India is currently facing two crises along its northern borders, neither of which have anything to do with Covid-19. In Ladakh, the Indian Army appears to be involved in a stand-off against Chinese troops at several points along the disputed Line of Actual Control. At the same time, on Sunday, the Nepal government tabled a Constitution Amendment Bill that would alter the map of the country to include hundreds of kilometres of Indian territory.
The Indian Army Chief suggested that both these issues are connected – an insensitive comment that did not help matters in Kathmandu. Yet, they present two distinct problems for New Delhi to tackle.

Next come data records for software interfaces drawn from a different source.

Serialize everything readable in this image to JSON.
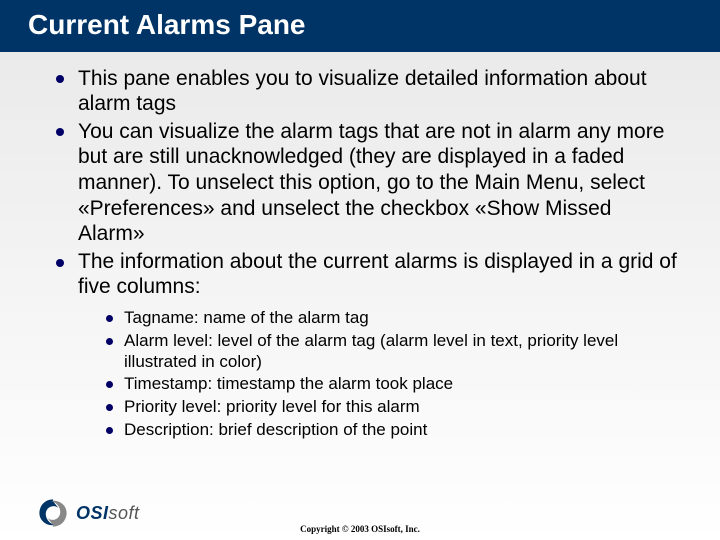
{
  "title": "Current Alarms Pane",
  "bullets": [
    "This pane enables you to visualize detailed information about alarm tags",
    "You can visualize the alarm tags that are not in alarm any more but are still unacknowledged (they are displayed in a faded manner). To unselect this option, go to the Main Menu, select «Preferences» and unselect the checkbox «Show Missed Alarm»",
    "The information about the current alarms is displayed in a grid of five columns:"
  ],
  "sub_bullets": [
    "Tagname: name of the alarm tag",
    "Alarm level: level of the alarm tag (alarm level in text, priority level illustrated in color)",
    "Timestamp: timestamp the alarm took place",
    "Priority level: priority level for this alarm",
    "Description: brief description of the point"
  ],
  "logo": {
    "osi": "OSI",
    "soft": "soft"
  },
  "copyright": "Copyright © 2003 OSIsoft, Inc."
}
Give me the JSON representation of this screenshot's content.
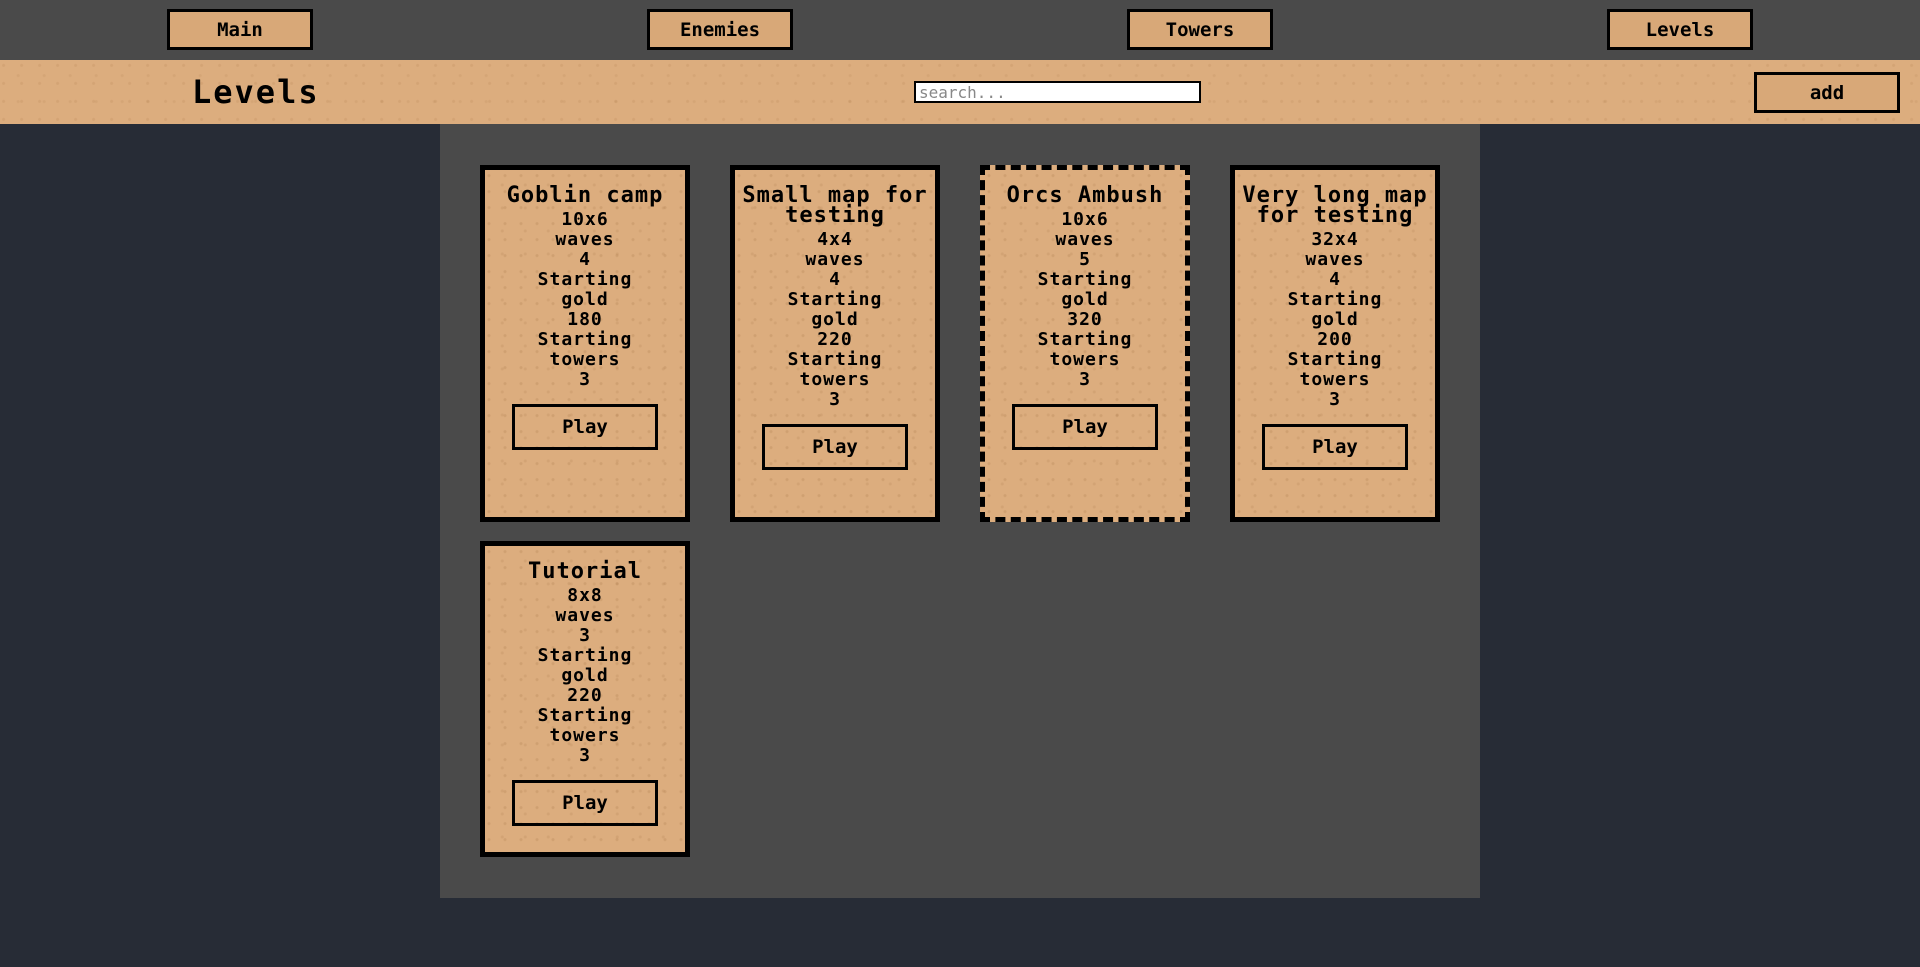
{
  "nav": {
    "items": [
      {
        "label": "Main"
      },
      {
        "label": "Enemies"
      },
      {
        "label": "Towers"
      },
      {
        "label": "Levels"
      }
    ]
  },
  "header": {
    "title": "Levels",
    "search_placeholder": "search...",
    "add_label": "add"
  },
  "levels": [
    {
      "name": "Goblin camp",
      "size": "10x6",
      "waves_label": "waves",
      "waves": "4",
      "gold_label1": "Starting",
      "gold_label2": "gold",
      "gold": "180",
      "towers_label1": "Starting",
      "towers_label2": "towers",
      "towers": "3",
      "play_label": "Play",
      "selected": false
    },
    {
      "name": "Small map for testing",
      "size": "4x4",
      "waves_label": "waves",
      "waves": "4",
      "gold_label1": "Starting",
      "gold_label2": "gold",
      "gold": "220",
      "towers_label1": "Starting",
      "towers_label2": "towers",
      "towers": "3",
      "play_label": "Play",
      "selected": false
    },
    {
      "name": "Orcs Ambush",
      "size": "10x6",
      "waves_label": "waves",
      "waves": "5",
      "gold_label1": "Starting",
      "gold_label2": "gold",
      "gold": "320",
      "towers_label1": "Starting",
      "towers_label2": "towers",
      "towers": "3",
      "play_label": "Play",
      "selected": true
    },
    {
      "name": "Very long map for testing",
      "size": "32x4",
      "waves_label": "waves",
      "waves": "4",
      "gold_label1": "Starting",
      "gold_label2": "gold",
      "gold": "200",
      "towers_label1": "Starting",
      "towers_label2": "towers",
      "towers": "3",
      "play_label": "Play",
      "selected": false
    },
    {
      "name": "Tutorial",
      "size": "8x8",
      "waves_label": "waves",
      "waves": "3",
      "gold_label1": "Starting",
      "gold_label2": "gold",
      "gold": "220",
      "towers_label1": "Starting",
      "towers_label2": "towers",
      "towers": "3",
      "play_label": "Play",
      "selected": false
    }
  ]
}
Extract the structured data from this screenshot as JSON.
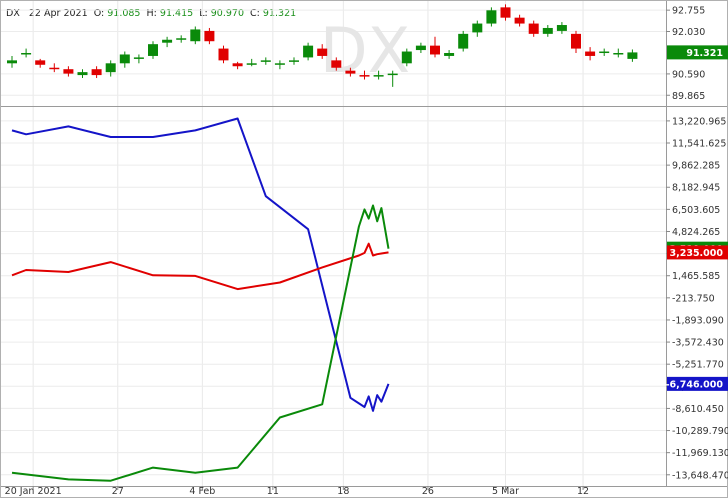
{
  "info": {
    "symbol": "DX",
    "date": "22 Apr 2021",
    "open_label": "O:",
    "open": "91.085",
    "high_label": "H:",
    "high": "91.415",
    "low_label": "L:",
    "low": "90.970",
    "close_label": "C:",
    "close": "91.321"
  },
  "watermark": "DX",
  "chart_data": [
    {
      "type": "candlestick",
      "title": "DX",
      "ylim": [
        89.5,
        93.1
      ],
      "y_ticks": [
        "92.755",
        "92.030",
        "90.590",
        "89.865"
      ],
      "last_value_label": "91.321",
      "colors": {
        "up": "#0a8a0a",
        "down": "#e00000",
        "last_badge": "#0a8a0a"
      },
      "candles": [
        [
          0,
          90.95,
          91.05,
          90.8,
          91.2
        ],
        [
          1,
          91.3,
          91.3,
          91.15,
          91.45
        ],
        [
          2,
          91.05,
          90.9,
          90.8,
          91.1
        ],
        [
          3,
          90.8,
          90.75,
          90.65,
          90.95
        ],
        [
          4,
          90.75,
          90.6,
          90.5,
          90.85
        ],
        [
          5,
          90.55,
          90.65,
          90.45,
          90.75
        ],
        [
          6,
          90.75,
          90.55,
          90.45,
          90.85
        ],
        [
          7,
          90.65,
          90.95,
          90.5,
          91.05
        ],
        [
          8,
          90.95,
          91.25,
          90.8,
          91.35
        ],
        [
          9,
          91.1,
          91.15,
          90.95,
          91.25
        ],
        [
          10,
          91.2,
          91.6,
          91.1,
          91.7
        ],
        [
          11,
          91.65,
          91.75,
          91.5,
          91.85
        ],
        [
          12,
          91.75,
          91.8,
          91.65,
          91.9
        ],
        [
          13,
          91.7,
          92.1,
          91.6,
          92.2
        ],
        [
          14,
          92.05,
          91.7,
          91.6,
          92.15
        ],
        [
          15,
          91.45,
          91.05,
          90.95,
          91.55
        ],
        [
          16,
          90.95,
          90.85,
          90.75,
          91.0
        ],
        [
          17,
          90.95,
          90.95,
          90.85,
          91.1
        ],
        [
          18,
          91.05,
          91.05,
          90.9,
          91.15
        ],
        [
          19,
          90.95,
          90.95,
          90.75,
          91.05
        ],
        [
          20,
          91.05,
          91.05,
          90.9,
          91.15
        ],
        [
          21,
          91.15,
          91.55,
          91.05,
          91.65
        ],
        [
          22,
          91.45,
          91.2,
          91.1,
          91.6
        ],
        [
          23,
          91.05,
          90.8,
          90.7,
          91.15
        ],
        [
          24,
          90.7,
          90.6,
          90.5,
          90.8
        ],
        [
          25,
          90.55,
          90.5,
          90.4,
          90.7
        ],
        [
          26,
          90.5,
          90.55,
          90.4,
          90.7
        ],
        [
          27,
          90.6,
          90.6,
          90.15,
          90.7
        ],
        [
          28,
          90.95,
          91.35,
          90.85,
          91.45
        ],
        [
          29,
          91.4,
          91.55,
          91.3,
          91.65
        ],
        [
          30,
          91.55,
          91.25,
          91.15,
          91.85
        ],
        [
          31,
          91.2,
          91.3,
          91.1,
          91.4
        ],
        [
          32,
          91.45,
          91.95,
          91.35,
          92.05
        ],
        [
          33,
          92.0,
          92.3,
          91.85,
          92.4
        ],
        [
          34,
          92.3,
          92.75,
          92.2,
          92.85
        ],
        [
          35,
          92.85,
          92.5,
          92.4,
          92.95
        ],
        [
          36,
          92.5,
          92.3,
          92.2,
          92.6
        ],
        [
          37,
          92.3,
          91.95,
          91.85,
          92.4
        ],
        [
          38,
          91.95,
          92.15,
          91.85,
          92.25
        ],
        [
          39,
          92.05,
          92.25,
          91.95,
          92.35
        ],
        [
          40,
          91.95,
          91.45,
          91.3,
          92.05
        ],
        [
          41,
          91.35,
          91.2,
          91.05,
          91.5
        ],
        [
          42,
          91.3,
          91.35,
          91.2,
          91.45
        ],
        [
          43,
          91.3,
          91.3,
          91.15,
          91.45
        ],
        [
          44,
          91.1,
          91.32,
          91.0,
          91.42
        ]
      ]
    },
    {
      "type": "line",
      "ylim": [
        -14500,
        14200
      ],
      "y_ticks": [
        "13,220.965",
        "11,541.625",
        "9,862.285",
        "8,182.945",
        "6,503.605",
        "4,824.265",
        "3,144.925",
        "1,465.585",
        "-213.750",
        "-1,893.090",
        "-3,572.430",
        "-5,251.770",
        "-6,931.110",
        "-8,610.450",
        "-10,289.790",
        "-11,969.130",
        "-13,648.470"
      ],
      "x_ticks": [
        "20 Jan 2021",
        "27",
        "4 Feb",
        "11",
        "18",
        "26",
        "5 Mar",
        "12"
      ],
      "badges": [
        {
          "label": "3,235.000",
          "color": "#e00000",
          "y": 3235
        },
        {
          "label": "3,519.000",
          "color": "#0a8a0a",
          "y": 3519
        },
        {
          "label": "-6,746.000",
          "color": "#1414c8",
          "y": -6746
        }
      ],
      "series": [
        {
          "color": "#1414c8",
          "x": [
            0,
            1,
            4,
            7,
            10,
            13,
            16,
            18,
            21,
            24,
            25,
            25.3,
            25.6,
            25.9,
            26.2,
            26.7
          ],
          "y": [
            12500,
            12200,
            12800,
            12000,
            12000,
            12500,
            13400,
            7500,
            5000,
            -7800,
            -8500,
            -7700,
            -8800,
            -7600,
            -8100,
            -6746
          ]
        },
        {
          "color": "#e00000",
          "x": [
            0,
            1,
            4,
            7,
            10,
            13,
            16,
            19,
            22,
            24.6,
            25,
            25.3,
            25.6,
            25.9,
            26.2,
            26.7
          ],
          "y": [
            1500,
            1900,
            1750,
            2500,
            1500,
            1450,
            450,
            950,
            2100,
            3000,
            3200,
            3900,
            3000,
            3100,
            3150,
            3235
          ]
        },
        {
          "color": "#0a8a0a",
          "x": [
            0,
            4,
            7,
            10,
            13,
            16,
            19,
            22,
            24.6,
            25,
            25.3,
            25.6,
            25.9,
            26.2,
            26.7
          ],
          "y": [
            -13500,
            -14000,
            -14100,
            -13100,
            -13500,
            -13100,
            -9300,
            -8300,
            5200,
            6500,
            5800,
            6800,
            5600,
            6600,
            3519
          ]
        }
      ]
    }
  ]
}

On Nepal, the Indian government seems to be stuck in the past.
New Delhi seems miffed by Nepal Prime Minister KP Sharma Oli’s tactic of drumming up nationalistic sentiments within the country as a means of putting pressure on its larger neighbour – even though it is an approach India’s ruling Bharatiya Janata Party is fond of using at home. India would rather Kathmandu settle this friction through diplomatic talks, paying respect to New Delhi’s role as the dominant power in South Asia.
Yet, as Indian Express’ C Raja Mohan writes, “It makes no sense for Delhi to hanker after a ‘special relationship’ that a large section of Kathmandu does not want.” The Ministry of External Affairs, which is now making last-minute efforts to prevent the map being approved by Nepal’s Parliament, has struggled to handle Kathmandu over the last few years, as China’s influence has grown.
It would be prudent for New Delhi to acknowledge that discomfort at the very idea of Indian hegemony is a major driver of Nepal politics, one that offers Beijing an opening. India’s ministry of external affairs must instead push for a reset in engagement based on interests that are common to both sides.
The Chinese issue is more complex, though nearly a month after the initial clashes between the two armies in Ladakh, the Indian government has only offered a limited acknowledgment of how serious the issue really is.
Though it may be wise for New Delhi to avoid coming out strongly against Beijing in public statements, giving both sides the political space to de-escalate from the stand-off, the Indian government cannot ignore the fact that the BJP has built up Prime Minister Narendra Modi’s image as being a leader who gives no quarter.
Modi’s party has done little to create the space for a public conversation about the borders that involves anything other than “56-inch rocks” (the purported width of the prime minister’s chest) and “ghar mein ghus ke marenge” (we will come into your house and attack you).
The emergence of a video showing Indian troops challenging Chinese soldiers sparked an alarmed reaction from the Indian Army “We strongly condemn attempts to sensationalise issues impacting national security,” it said in a statement, claiming that any “attempt to link [the video] with the situation on the Northern borders is malafide”. Chinese social media accounts passed around another photo, showing injured Indian soldiers, some of whom had rope tied around their legs.
The authenticity of these leaks may be contested, but their effect – to whip up bellicose sentiment – is uncontested.
Even as it stands firm against Chinese incursions on the Line of Actual Control and India’s right to build infrastructure along the border, New Delhi needs to create the domestic space for a broader set of responses – whether military or diplomatic – without making them seem either as weakness or as a declaration of war. The government also needs to examine questions around intelligence and operational failures – which some are being compared to Pakistan’s 1999 Kargil intrusions – that led to this situation int the first place.
China’s incursionary actions, even as the world is dealing with a pandemic that Beijing could have done more to contain, are deplorable. But India’s comments by senior officers like “China stabbed us in the back” seem to betray a naivety about the India-Chinese relationship. Meanwhile, New Delhi is pushing back against Chinese investments and its Hindutva supporters as pushing for Indians to boycott Chinese goods.
“Unless India is able to find an effective counter-strategy to this pattern of Chinese behaviour,” writes former foreign secretary Shyam Saran, “incidents of the kind we have seen at many points on LAC are not only likely to continue but to intensify.”